The infestation worsened with the dumpster, Hinkfuss said.
“The population exploded in the land around that,” Hinkfuss said. “You have a hot spot like a Burger King dumpster, but you also have a number of smaller points that provide feeding places.”
The same day she talked with Burger King, May 19, Recker alerted Public Health, which dispatched a sanitarian to Burger King the next day. Recker also called the regional manager of Burger King on May 19, telling him that the restaurant had affected the neighborhood and asking what Burger King planned on doing to help remedy the situation.
Recker said he told her that she could not prove Burger King was at fault.
“You can't completely pinpoint one thing as a problem, but it’s definitely the most obvious thing that encouraged them to stay,” said Recker. “They're attracted to any sort of garbage.”
John Hausbeck, environmental health supervisor at Public Health Madison and Dane County, agreed that the dumpster was a contributing factor.
“It’s going to be a source of food for the rat, period. Whether that dumpster caused the problem or was just part of the problem, who knows,” said Hausbeck
The Burger King regional manager had no comment when reached Friday.
On May 20, Maria DeLaruelle, the public health sanitarian, found that a new dumpster had been ordered and Plunkett’s Pest Control had been contacted and was on site earlier that day. She directed the restaurant to clean the dumpster and ground regularly.
“I did not see any rats. I saw conditions that might not be favorable to preventing their presence or recurrence,” DeLaruelle said.
She also inspected the inside of the restaurant and did not find any evidence of rodent problems inside.

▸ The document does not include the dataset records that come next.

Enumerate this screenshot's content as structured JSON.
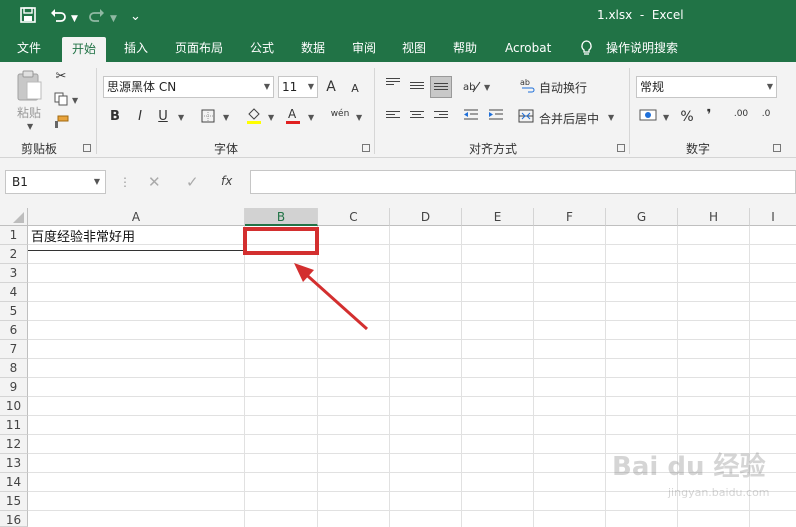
{
  "window": {
    "title": "1.xlsx  -  Excel"
  },
  "quick_access": {
    "save_icon": "save-icon",
    "undo_icon": "undo-icon",
    "redo_icon": "redo-icon",
    "more": "⌄"
  },
  "menu": {
    "tabs": [
      "文件",
      "开始",
      "插入",
      "页面布局",
      "公式",
      "数据",
      "审阅",
      "视图",
      "帮助",
      "Acrobat"
    ],
    "active": "开始",
    "tell_me": "操作说明搜索"
  },
  "ribbon": {
    "clipboard": {
      "paste": "粘贴",
      "label": "剪贴板"
    },
    "font": {
      "name": "思源黑体 CN",
      "size": "11",
      "bold": "B",
      "italic": "I",
      "underline": "U",
      "grow": "A",
      "shrink": "A",
      "phonetic": "wén",
      "label": "字体"
    },
    "alignment": {
      "wrap": "自动换行",
      "merge": "合并后居中",
      "label": "对齐方式"
    },
    "number": {
      "format": "常规",
      "percent": "%",
      "comma": "❜",
      "inc_decimal": ".00",
      "dec_decimal": ".0",
      "label": "数字"
    }
  },
  "formula_bar": {
    "name_box": "B1",
    "fx": "fx",
    "value": ""
  },
  "grid": {
    "columns": [
      "A",
      "B",
      "C",
      "D",
      "E",
      "F",
      "G",
      "H",
      "I"
    ],
    "selected_column": "B",
    "rows": [
      "1",
      "2",
      "3",
      "4",
      "5",
      "6",
      "7",
      "8",
      "9",
      "10",
      "11",
      "12",
      "13",
      "14",
      "15",
      "16"
    ],
    "cells": {
      "A1": "百度经验非常好用"
    },
    "selected_cell": "B1"
  },
  "watermark": {
    "line1": "Bai du 经验",
    "line2": "jingyan.baidu.com"
  },
  "colors": {
    "excel_green": "#217346",
    "highlight_red": "#d32f2f"
  }
}
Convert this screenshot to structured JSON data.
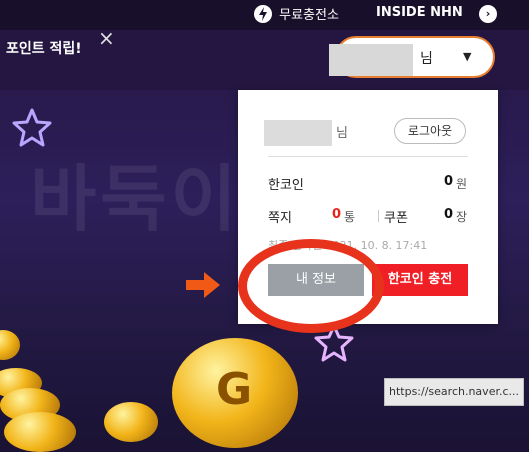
{
  "topbar": {
    "free_charging": "무료충전소",
    "inside_nhn": "INSIDE NHN",
    "arrow_glyph": "›"
  },
  "banner": {
    "title": "포인트 적립!",
    "close_glyph": "×"
  },
  "user_pill": {
    "name_suffix": "님",
    "caret": "▼"
  },
  "background_text": "바둑이",
  "dropdown": {
    "name_suffix": "님",
    "logout_label": "로그아웃",
    "hancoin": {
      "label": "한코인",
      "value": "0",
      "unit": "원"
    },
    "note": {
      "label": "쪽지",
      "value": "0",
      "unit": "통"
    },
    "coupon": {
      "label": "쿠폰",
      "value": "0",
      "unit": "장"
    },
    "last_login": "최종 접속일 2021. 10. 8. 17:41",
    "my_info_button": "내 정보",
    "charge_button": "한코인 충전"
  },
  "coin_letter": "G",
  "url_tooltip": "https://search.naver.c...",
  "colors": {
    "accent_orange": "#e87f30",
    "charge_red": "#f01f25",
    "annotation_red": "#e8331c",
    "arrow_orange": "#f05a16",
    "info_gray": "#9aa0a6"
  }
}
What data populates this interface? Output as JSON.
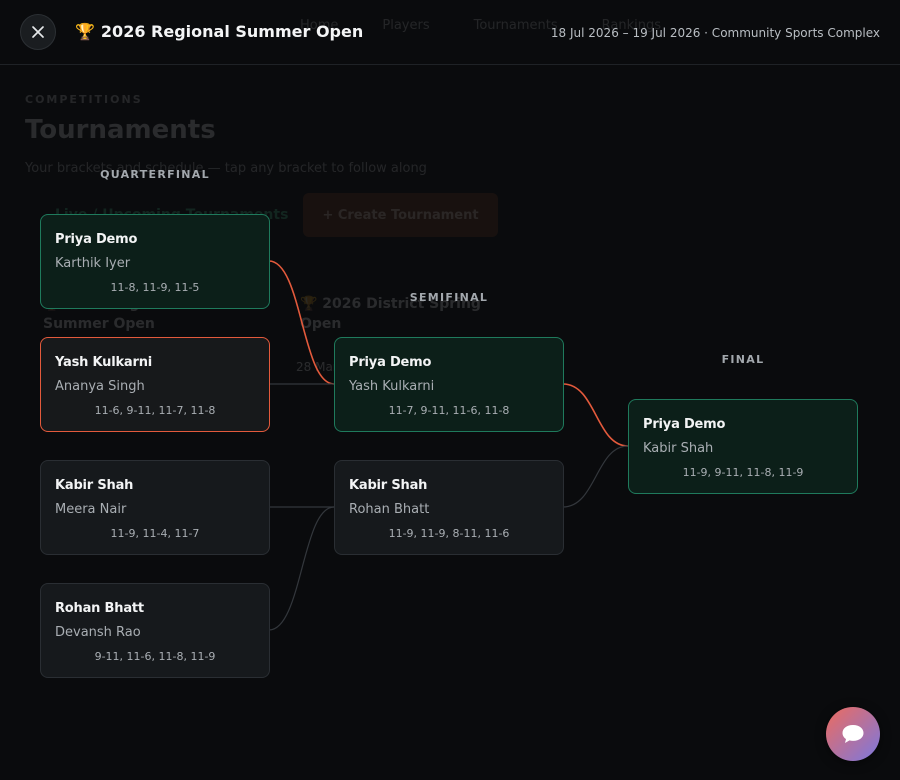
{
  "background_page": {
    "nav": [
      "Home",
      "Players",
      "Tournaments",
      "Rankings"
    ],
    "eyebrow": "COMPETITIONS",
    "title": "Tournaments",
    "subtitle": "Your brackets and schedule — tap any bracket to follow along",
    "create_button": "+ Create Tournament",
    "section_heading": "Live / Upcoming Tournaments",
    "card_1": "🏆 2026 Regional Summer Open",
    "card_2": "🏆 2026 District Spring Open",
    "card_2_date": "28 Mar"
  },
  "modal": {
    "trophy": "🏆",
    "title": "2026 Regional Summer Open",
    "meta": "18 Jul 2026 – 19 Jul 2026 · Community Sports Complex"
  },
  "rounds": {
    "quarterfinal": "QUARTERFINAL",
    "semifinal": "SEMIFINAL",
    "final": "FINAL"
  },
  "matches": {
    "qf1": {
      "winner": "Priya Demo",
      "loser": "Karthik Iyer",
      "score": "11-8, 11-9, 11-5"
    },
    "qf2": {
      "winner": "Yash Kulkarni",
      "loser": "Ananya Singh",
      "score": "11-6, 9-11, 11-7, 11-8"
    },
    "qf3": {
      "winner": "Kabir Shah",
      "loser": "Meera Nair",
      "score": "11-9, 11-4, 11-7"
    },
    "qf4": {
      "winner": "Rohan Bhatt",
      "loser": "Devansh Rao",
      "score": "9-11, 11-6, 11-8, 11-9"
    },
    "sf1": {
      "winner": "Priya Demo",
      "loser": "Yash Kulkarni",
      "score": "11-7, 9-11, 11-6, 11-8"
    },
    "sf2": {
      "winner": "Kabir Shah",
      "loser": "Rohan Bhatt",
      "score": "11-9, 11-9, 8-11, 11-6"
    },
    "final": {
      "winner": "Priya Demo",
      "loser": "Kabir Shah",
      "score": "11-9, 9-11, 11-8, 11-9"
    }
  },
  "colors": {
    "accent_path": "#e35a3c",
    "winner_card_border": "#1f7a5c",
    "connector": "#33373c"
  },
  "icons": {
    "close": "close-icon",
    "chat": "chat-bubble-icon"
  }
}
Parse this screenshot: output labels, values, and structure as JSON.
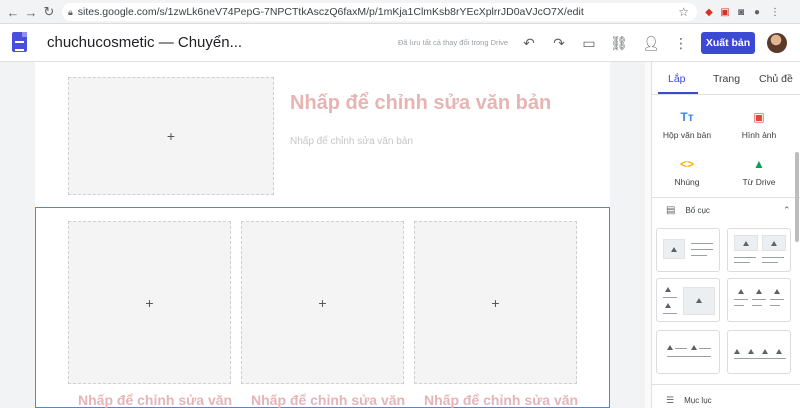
{
  "browser": {
    "url": "sites.google.com/s/1zwLk6neV74PepG-7NPCTtkAsczQ6faxM/p/1mKja1ClmKsb8rYEcXplrrJD0aVJcO7X/edit"
  },
  "header": {
    "site_title": "chuchucosmetic — Chuyển...",
    "save_note": "Đã lưu tất cả thay đổi trong Drive",
    "publish_label": "Xuất bản"
  },
  "canvas": {
    "top_section": {
      "heading": "Nhấp để chỉnh sửa văn bản",
      "subtext": "Nhấp để chỉnh sửa văn bản",
      "image_placeholder": "+"
    },
    "columns": [
      {
        "placeholder": "+",
        "heading": "Nhấp để chỉnh sửa văn"
      },
      {
        "placeholder": "+",
        "heading": "Nhấp để chỉnh sửa văn"
      },
      {
        "placeholder": "+",
        "heading": "Nhấp để chỉnh sửa văn"
      }
    ]
  },
  "panel": {
    "tabs": [
      "Lắp",
      "Trang",
      "Chủ đề"
    ],
    "active_tab": "Lắp",
    "inserts": [
      {
        "label": "Hộp văn bản",
        "icon": "text-box-icon",
        "glyph": "Tт",
        "color": "#4285f4"
      },
      {
        "label": "Hình ảnh",
        "icon": "image-icon",
        "glyph": "▣",
        "color": "#ea4335"
      },
      {
        "label": "Nhúng",
        "icon": "embed-icon",
        "glyph": "<>",
        "color": "#f4b400"
      },
      {
        "label": "Từ Drive",
        "icon": "drive-icon",
        "glyph": "▲",
        "color": "#0f9d58"
      }
    ],
    "layout_heading": "Bố cục",
    "toc_label": "Mục lục"
  },
  "colors": {
    "accent": "#3c4ad3",
    "placeholder_text": "#e8b4b3",
    "selection": "#4a86e8"
  }
}
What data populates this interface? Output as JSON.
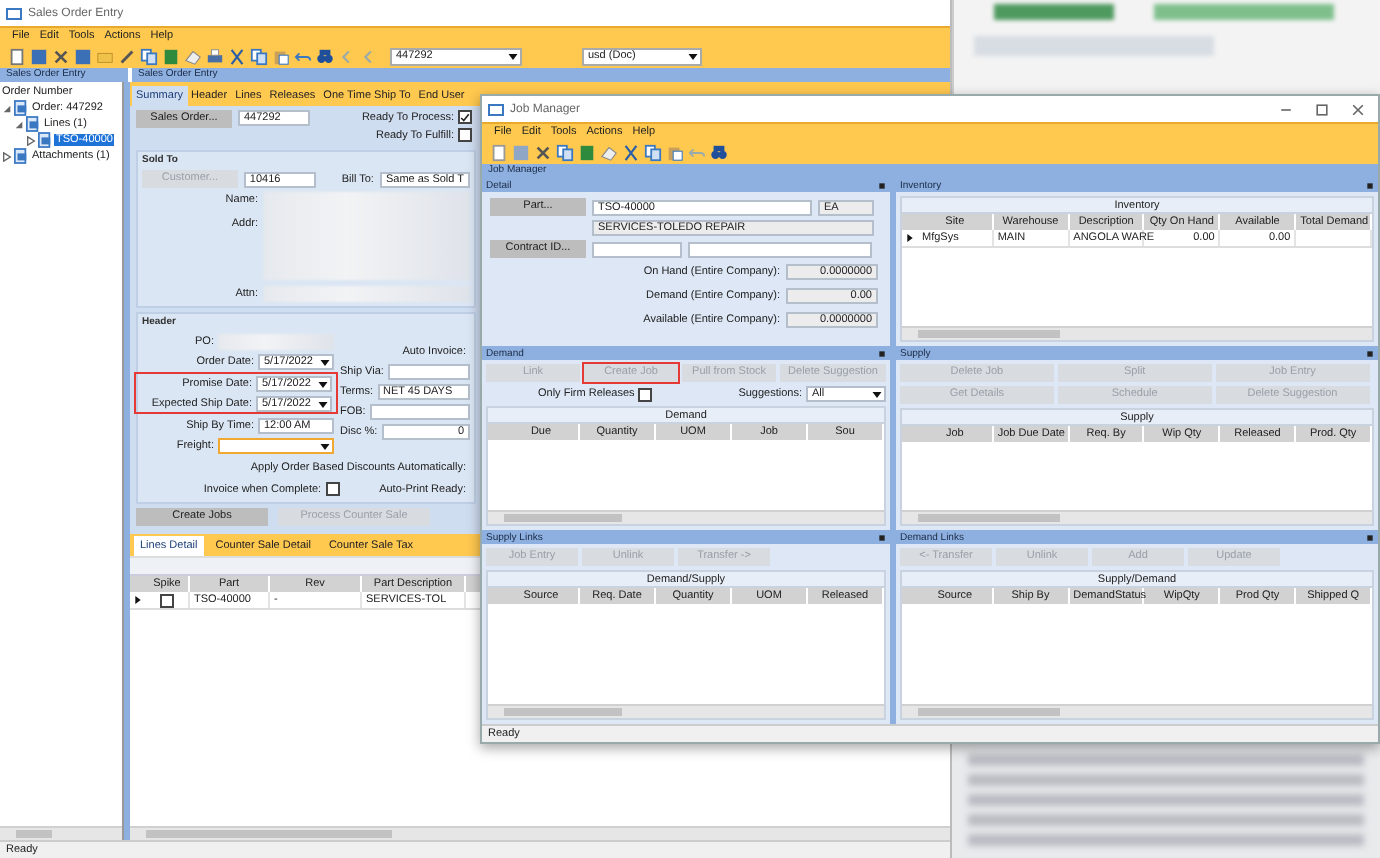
{
  "sales_order": {
    "title": "Sales Order Entry",
    "menu": [
      "File",
      "Edit",
      "Tools",
      "Actions",
      "Help"
    ],
    "toolbar_search": "447292",
    "currency": "usd (Doc)",
    "tree_pane_title": "Sales Order Entry",
    "form_pane_title": "Sales Order Entry",
    "tree_header": "Order Number",
    "tree": [
      {
        "label": "Order: 447292",
        "expanded": true,
        "selected": false,
        "children": [
          {
            "label": "Lines (1)",
            "expanded": true,
            "selected": false,
            "children": [
              {
                "label": "TSO-40000",
                "expanded": false,
                "selected": true
              }
            ]
          }
        ]
      },
      {
        "label": "Attachments (1)",
        "expanded": false,
        "selected": false
      }
    ],
    "tabs": [
      {
        "label": "Summary",
        "selected": true
      },
      {
        "label": "Header",
        "selected": false
      },
      {
        "label": "Lines",
        "selected": false
      },
      {
        "label": "Releases",
        "selected": false
      },
      {
        "label": "One Time Ship To",
        "selected": false
      },
      {
        "label": "End User",
        "selected": false
      }
    ],
    "sales_order_button": "Sales Order...",
    "order_number": "447292",
    "flags": [
      {
        "label": "Ready To Process:",
        "checked": true
      },
      {
        "label": "Ready To Fulfill:",
        "checked": false
      }
    ],
    "sold_to": {
      "title": "Sold To",
      "customer_button": "Customer...",
      "customer_id": "10416",
      "bill_to_label": "Bill To:",
      "bill_to": "Same as Sold T",
      "name_label": "Name:",
      "addr_label": "Addr:",
      "attn_label": "Attn:"
    },
    "header": {
      "title": "Header",
      "po_label": "PO:",
      "dates": [
        {
          "label": "Order Date:",
          "value": "5/17/2022",
          "highlighted": false
        },
        {
          "label": "Promise Date:",
          "value": "5/17/2022",
          "highlighted": true
        },
        {
          "label": "Expected Ship Date:",
          "value": "5/17/2022",
          "highlighted": true
        }
      ],
      "ship_by_time_label": "Ship By Time:",
      "ship_by_time": "12:00 AM",
      "freight_label": "Freight:",
      "auto_invoice_label": "Auto Invoice:",
      "ship_via_label": "Ship Via:",
      "terms_label": "Terms:",
      "terms": "NET 45 DAYS",
      "fob_label": "FOB:",
      "disc_label": "Disc %:",
      "disc": "0",
      "apply_discounts_label": "Apply Order Based Discounts Automatically:",
      "invoice_when_complete": {
        "label": "Invoice when Complete:",
        "checked": false
      },
      "auto_print_label": "Auto-Print Ready:"
    },
    "actions": [
      {
        "label": "Create Jobs",
        "disabled": false
      },
      {
        "label": "Process Counter Sale",
        "disabled": true
      }
    ],
    "sub_tabs": [
      {
        "label": "Lines Detail",
        "selected": true
      },
      {
        "label": "Counter Sale Detail",
        "selected": false
      },
      {
        "label": "Counter Sale Tax",
        "selected": false
      }
    ],
    "lines_grid": {
      "columns": [
        "Spike",
        "Part",
        "Rev",
        "Part Description"
      ],
      "rows": [
        {
          "cells": [
            {
              "kind": "checkbox",
              "checked": false
            },
            "TSO-40000",
            "-",
            "SERVICES-TOL"
          ]
        }
      ]
    },
    "status": "Ready"
  },
  "job_manager": {
    "title": "Job Manager",
    "menu": [
      "File",
      "Edit",
      "Tools",
      "Actions",
      "Help"
    ],
    "pane_title": "Job Manager",
    "detail": {
      "title": "Detail",
      "part_button": "Part...",
      "part": "TSO-40000",
      "uom": "EA",
      "description": "SERVICES-TOLEDO REPAIR",
      "contract_button": "Contract ID...",
      "quantities": [
        {
          "label": "On Hand (Entire Company):",
          "value": "0.0000000"
        },
        {
          "label": "Demand (Entire Company):",
          "value": "0.00"
        },
        {
          "label": "Available (Entire Company):",
          "value": "0.0000000"
        }
      ]
    },
    "inventory": {
      "title": "Inventory",
      "grid": {
        "title": "Inventory",
        "columns": [
          "Site",
          "Warehouse",
          "Description",
          "Qty On Hand",
          "Available",
          "Total Demand"
        ],
        "rows": [
          {
            "cells": [
              "MfgSys",
              "MAIN",
              "ANGOLA WARE",
              "0.00",
              "0.00"
            ]
          }
        ]
      }
    },
    "demand": {
      "title": "Demand",
      "buttons": [
        {
          "label": "Link",
          "disabled": true,
          "highlighted": false
        },
        {
          "label": "Create Job",
          "disabled": true,
          "highlighted": true
        },
        {
          "label": "Pull from Stock",
          "disabled": true,
          "highlighted": false
        },
        {
          "label": "Delete Suggestion",
          "disabled": true,
          "highlighted": false
        }
      ],
      "only_firm": {
        "label": "Only Firm Releases",
        "checked": false
      },
      "suggestions_label": "Suggestions:",
      "suggestions": "All",
      "grid": {
        "title": "Demand",
        "columns": [
          "Due",
          "Quantity",
          "UOM",
          "Job",
          "Sou"
        ]
      }
    },
    "supply": {
      "title": "Supply",
      "buttons": [
        {
          "label": "Delete Job",
          "disabled": true,
          "highlighted": false
        },
        {
          "label": "Split",
          "disabled": true,
          "highlighted": false
        },
        {
          "label": "Job Entry",
          "disabled": true,
          "highlighted": false
        },
        {
          "label": "Get Details",
          "disabled": true,
          "highlighted": false
        },
        {
          "label": "Schedule",
          "disabled": true,
          "highlighted": false
        },
        {
          "label": "Delete Suggestion",
          "disabled": true,
          "highlighted": false
        }
      ],
      "grid": {
        "title": "Supply",
        "columns": [
          "Job",
          "Job Due Date",
          "Req. By",
          "Wip Qty",
          "Released",
          "Prod. Qty"
        ]
      }
    },
    "supply_links": {
      "title": "Supply Links",
      "buttons": [
        {
          "label": "Job Entry",
          "disabled": true,
          "highlighted": false
        },
        {
          "label": "Unlink",
          "disabled": true,
          "highlighted": false
        },
        {
          "label": "Transfer ->",
          "disabled": true,
          "highlighted": false
        }
      ],
      "grid": {
        "title": "Demand/Supply",
        "columns": [
          "Source",
          "Req. Date",
          "Quantity",
          "UOM",
          "Released"
        ]
      }
    },
    "demand_links": {
      "title": "Demand Links",
      "buttons": [
        {
          "label": "<- Transfer",
          "disabled": true,
          "highlighted": false
        },
        {
          "label": "Unlink",
          "disabled": true,
          "highlighted": false
        },
        {
          "label": "Add",
          "disabled": true,
          "highlighted": false
        },
        {
          "label": "Update",
          "disabled": true,
          "highlighted": false
        }
      ],
      "grid": {
        "title": "Supply/Demand",
        "columns": [
          "Source",
          "Ship By",
          "DemandStatus",
          "WipQty",
          "Prod Qty",
          "Shipped Q"
        ]
      }
    },
    "status": "Ready"
  }
}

DeLaruelle followed up with the restaurant a week later and found that the Burger King had received a new dumpster and had the ground pressure-washed. She said she discussed keeping the dumpster clean and in good condition.
“They were concerned and they were aware. I think they were doing whatever they thought of, or with the pest control’s guidance,” DeLaurelle said.
Recker’s husband dug out the nest in their backyard, estimating that he saw about 300 rats, some of which Recker photographed.
Burger King then paid Plunkett to set traps on their property and around the fence, including four in the Reckers’ yard. The traps caught a few rats, and Plunkett then set out poison on Burger King’s property.
The pest control company told Recker it put out poison at a rate that would kill about 200 rats. Recker assumes the actual number is higher, since the poison was used for another week following that conversation.
Since the pest control, there’s been a marked improvement, and the Reckers haven't seen a rat in over a week. But as there are still holes in their backyard, they are eager to cement the area behind their garage to prevent rats from digging.
Brandon Macomber, residential sanitarian at Public Health, warned that there will need to be other long-term fixes throughout the neighborhood.
“It’s something that didn't happen overnight and won't be corrected overnight,” Macomber said. “We’re providing as much education as we can to help people to make their yard less hospitable to pests, because that's what ultimately needs to happen.”
Macomber suggested ensuring that compost and chicken feed are secured, as well as minimizing overgrown vegetation, where rats like to hide.
The Reckers have already invested significant time and money into the problem. They bought underground wire and traps, and paid to remove a tree the rats had dug into, with costs adding up to over $250. The cementing will cost an additional $200, said Recker, who is pregnant.
“There's a lot of baby stuff we’re buying right now and we have to prioritize. Do we want a stroller, or do we want to cement our backyard?” Recker said.
While disappointed that Burger King did not claim more responsibility, Recker’s primary frustration is that Burger King knew about the rats and didn't alert the neighborhood, she said.
“If a business has some rats, OK it happens, it’s a city,” Recker said. “But you have to handle it in a way that’s responsible.”